Table 2.2 | Estimated Number of Small-Scale Gold Miners by Country and Areas Impacted

Country

# of small-scale gold miners

Amazon areas impacted

Brazil

200,000

States of Acre, Pará (Tapajós River) Rondônia (Madeira River) & Roraima

Bolivia

100,000

Departments of Beni, Pando, (Norte) La Paz, (Norte) Santa Cruz

Colombia

182,000

Border area with Venezuela and Brazil

Ecuador

90,000

Province of Zamora-Chinchipe

Peru

60,000

Departments of Madre de Dios, Amazonas, Huánuco

Venezuela

n/a

States of Amazonas and Bolívar

Source: D.H. Bebbington et al. 2018a.

There is a link between illegal gold mining and organized crime. The ongoing war on drugs coupled with the rising price of gold has encouraged organized criminal groups to engage in gold mining. Gold is also an easy way to launder drug money. Illegal gold mining in the Amazon is commonly undertaken by poor individuals (many from Andean regions) as a poverty reduction strategy. These miners are vulnerable to labor exploitation and human trafficking by organized crime mafias and cartels. That such mining is fragmented and hidden from the law has facilitated the entry of criminal organizations. It has proved so successful in Peru and Colombia that the value of illegal gold exports now exceeds the value of cocaine exports (Wagner 2016). Perhaps 90 percent of the gold mining in the Madre de Dios region of southeastern Peru, bordering Brazil, is illegal and run by organized crime and “the logging mafia” (Wagner 2016; Glenn 2019; Cimons 2019; Lombrana et al. 2019; Pacatte 2019).

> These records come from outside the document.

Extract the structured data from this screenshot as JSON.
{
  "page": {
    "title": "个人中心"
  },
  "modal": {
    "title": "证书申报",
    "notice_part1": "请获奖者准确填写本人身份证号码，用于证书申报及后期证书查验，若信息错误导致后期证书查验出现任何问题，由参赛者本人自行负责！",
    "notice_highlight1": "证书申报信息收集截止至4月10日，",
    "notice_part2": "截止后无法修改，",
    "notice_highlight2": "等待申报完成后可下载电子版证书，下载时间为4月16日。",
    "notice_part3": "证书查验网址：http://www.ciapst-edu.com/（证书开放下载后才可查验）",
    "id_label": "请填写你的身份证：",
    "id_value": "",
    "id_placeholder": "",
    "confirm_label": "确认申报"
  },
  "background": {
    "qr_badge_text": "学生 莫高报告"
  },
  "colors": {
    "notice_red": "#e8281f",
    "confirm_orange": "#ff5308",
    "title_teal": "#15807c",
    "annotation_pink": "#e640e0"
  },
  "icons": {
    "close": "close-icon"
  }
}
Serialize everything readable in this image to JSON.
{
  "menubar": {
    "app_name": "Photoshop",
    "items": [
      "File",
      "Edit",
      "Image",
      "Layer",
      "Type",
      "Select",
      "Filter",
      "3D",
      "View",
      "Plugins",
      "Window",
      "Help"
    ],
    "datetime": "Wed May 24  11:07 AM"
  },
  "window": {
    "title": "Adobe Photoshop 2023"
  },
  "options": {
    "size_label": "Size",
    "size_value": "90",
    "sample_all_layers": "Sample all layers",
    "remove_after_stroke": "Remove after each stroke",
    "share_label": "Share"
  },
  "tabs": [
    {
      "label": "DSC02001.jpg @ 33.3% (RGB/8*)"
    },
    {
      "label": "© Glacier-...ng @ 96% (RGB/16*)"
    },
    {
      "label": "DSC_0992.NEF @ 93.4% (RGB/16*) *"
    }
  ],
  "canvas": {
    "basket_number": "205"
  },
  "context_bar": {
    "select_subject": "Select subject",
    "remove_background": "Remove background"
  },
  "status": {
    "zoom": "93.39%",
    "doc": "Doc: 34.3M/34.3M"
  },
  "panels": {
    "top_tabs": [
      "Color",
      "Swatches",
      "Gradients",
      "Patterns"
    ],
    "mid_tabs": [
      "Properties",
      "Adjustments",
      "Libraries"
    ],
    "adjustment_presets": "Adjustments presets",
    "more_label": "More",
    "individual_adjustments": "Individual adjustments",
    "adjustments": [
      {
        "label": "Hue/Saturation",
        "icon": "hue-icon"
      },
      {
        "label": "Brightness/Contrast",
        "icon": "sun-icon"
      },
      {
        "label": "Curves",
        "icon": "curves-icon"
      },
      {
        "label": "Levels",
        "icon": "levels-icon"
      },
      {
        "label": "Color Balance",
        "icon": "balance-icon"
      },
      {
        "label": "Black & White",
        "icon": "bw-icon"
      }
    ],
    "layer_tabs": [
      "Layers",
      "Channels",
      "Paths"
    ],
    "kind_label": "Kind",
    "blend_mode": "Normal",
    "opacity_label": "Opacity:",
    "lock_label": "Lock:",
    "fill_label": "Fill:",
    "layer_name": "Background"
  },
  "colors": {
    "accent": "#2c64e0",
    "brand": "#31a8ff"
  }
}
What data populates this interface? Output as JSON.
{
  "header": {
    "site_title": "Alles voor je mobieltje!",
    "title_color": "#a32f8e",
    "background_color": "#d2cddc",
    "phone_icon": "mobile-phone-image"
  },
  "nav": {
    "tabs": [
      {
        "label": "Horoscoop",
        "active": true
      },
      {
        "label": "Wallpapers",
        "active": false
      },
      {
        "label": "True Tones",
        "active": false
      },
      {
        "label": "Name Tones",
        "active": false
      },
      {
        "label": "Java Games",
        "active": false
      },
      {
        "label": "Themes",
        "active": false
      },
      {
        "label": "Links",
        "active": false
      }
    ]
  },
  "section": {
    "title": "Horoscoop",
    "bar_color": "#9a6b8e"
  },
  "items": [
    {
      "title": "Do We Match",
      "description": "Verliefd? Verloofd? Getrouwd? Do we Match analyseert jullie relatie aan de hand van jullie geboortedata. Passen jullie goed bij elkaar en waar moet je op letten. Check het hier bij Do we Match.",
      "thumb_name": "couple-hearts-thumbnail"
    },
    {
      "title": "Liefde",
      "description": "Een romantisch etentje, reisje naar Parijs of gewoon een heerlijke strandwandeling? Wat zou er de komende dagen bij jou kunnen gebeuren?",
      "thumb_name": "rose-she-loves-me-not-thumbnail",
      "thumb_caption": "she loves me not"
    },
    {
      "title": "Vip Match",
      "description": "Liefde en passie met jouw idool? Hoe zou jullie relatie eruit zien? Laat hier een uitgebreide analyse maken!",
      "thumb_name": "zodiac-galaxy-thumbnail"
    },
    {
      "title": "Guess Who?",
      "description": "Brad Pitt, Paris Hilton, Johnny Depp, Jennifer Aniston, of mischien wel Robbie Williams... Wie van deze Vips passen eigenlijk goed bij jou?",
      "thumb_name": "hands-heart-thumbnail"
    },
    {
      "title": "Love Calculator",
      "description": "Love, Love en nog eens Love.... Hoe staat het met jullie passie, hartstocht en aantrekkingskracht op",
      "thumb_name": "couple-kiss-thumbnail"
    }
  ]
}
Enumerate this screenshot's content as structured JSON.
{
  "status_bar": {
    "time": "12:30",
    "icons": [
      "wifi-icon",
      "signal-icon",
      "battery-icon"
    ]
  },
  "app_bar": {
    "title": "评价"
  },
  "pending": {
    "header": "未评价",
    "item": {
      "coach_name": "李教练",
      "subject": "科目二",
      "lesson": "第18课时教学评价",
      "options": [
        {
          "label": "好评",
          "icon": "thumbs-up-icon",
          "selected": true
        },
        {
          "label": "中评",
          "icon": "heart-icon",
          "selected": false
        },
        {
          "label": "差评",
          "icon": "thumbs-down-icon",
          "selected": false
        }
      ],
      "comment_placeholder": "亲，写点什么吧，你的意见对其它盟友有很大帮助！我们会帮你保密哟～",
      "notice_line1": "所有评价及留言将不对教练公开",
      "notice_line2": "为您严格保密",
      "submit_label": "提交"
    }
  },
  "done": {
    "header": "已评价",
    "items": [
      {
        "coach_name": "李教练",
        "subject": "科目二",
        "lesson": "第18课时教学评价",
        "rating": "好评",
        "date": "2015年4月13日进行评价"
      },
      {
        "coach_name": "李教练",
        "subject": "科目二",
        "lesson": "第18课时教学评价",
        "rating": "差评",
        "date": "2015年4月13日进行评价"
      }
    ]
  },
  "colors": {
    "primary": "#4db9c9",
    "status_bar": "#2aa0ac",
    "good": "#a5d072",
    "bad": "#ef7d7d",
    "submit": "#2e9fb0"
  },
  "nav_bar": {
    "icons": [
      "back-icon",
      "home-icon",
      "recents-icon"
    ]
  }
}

In 2016, it was estimated that about 28 percent of gold mined in Peru, 30 percent in Bolivia, 77 percent in Ecuador, 80 percent in Colombia, and 80–90 percent in Venezuela was produced illegally (Wagner 2016). In 2018, RAISG identified 2,312 specific sites and 245 larger areas of illegal prospecting or extraction of minerals such as gold, diamonds, and coltan in six Amazonian countries—Bolivia, Brazil, Colombia, Ecuador, Peru, and Venezuela (RAISG 2018a). Most of the illegal mining activities were in Venezuela. Illegal mining was underway in 37 indigenous territories (including 18 in Brazil) and was operating on the border of and threatened another 78 indigenous territories (including 64 in Peru). Illegal dredging of rivers was underway within or on the border of 65 indigenous territories, including 30 in Colombia. In another 90 indigenous territories, illegal mining operations had occurred but were no longer active (RAISG 2018a).

box 2.3 | Illegal Gold Mining in Peru

Despite years of police and military operations, strict mining laws, and attempts to formalize the industry, illegal gold mining in the Peruvian Amazon is at record levels. The Department of Madre de Dios in the southeast is home to the large and rapidly expanding “La Pampa” illegal gold mine. From 1999 to 2012, the extent of gold mining in the region increased 400 percent.a

Today, this region has the highest forest loss and degradation caused by gold mining in the Amazon.b Between 2009 and 2017, deforestation caused by illegal gold mining increased by 240 percent.c Between 1985 and 2017, 95,750 ha were deforested by gold mining, mostly illegal, in Madre de Dios. Much of the recent gold mining deforestation is concentrated in reforestation areas and the buffer zones of the Tambopata National Reserve and Bahuaja Sonene National Park. It is also occurring near or in several indigenous territories, including the Amarakaeri Communal Reserve and the Kotsimba Native Community.d

In 2018, deforestation from illegal gold mining reached a record 9,280 ha, leading the government to declare a state of emergency in the Madre de Dios region in February 2019.e The government sent 1,500 police and military officers to the region in an effort to stop illegal mining. Illegal gold mining, however, continues to disrupt indigenous people and their lands.

Notes:

aAsner et al. 2013

bRAISG 2018a

cCINCIA 2018

dFiner and Mamani 2018

eNeal and Roberts 2018; RAISG 2018a; Viscidi and Ortiz 2019

Start reading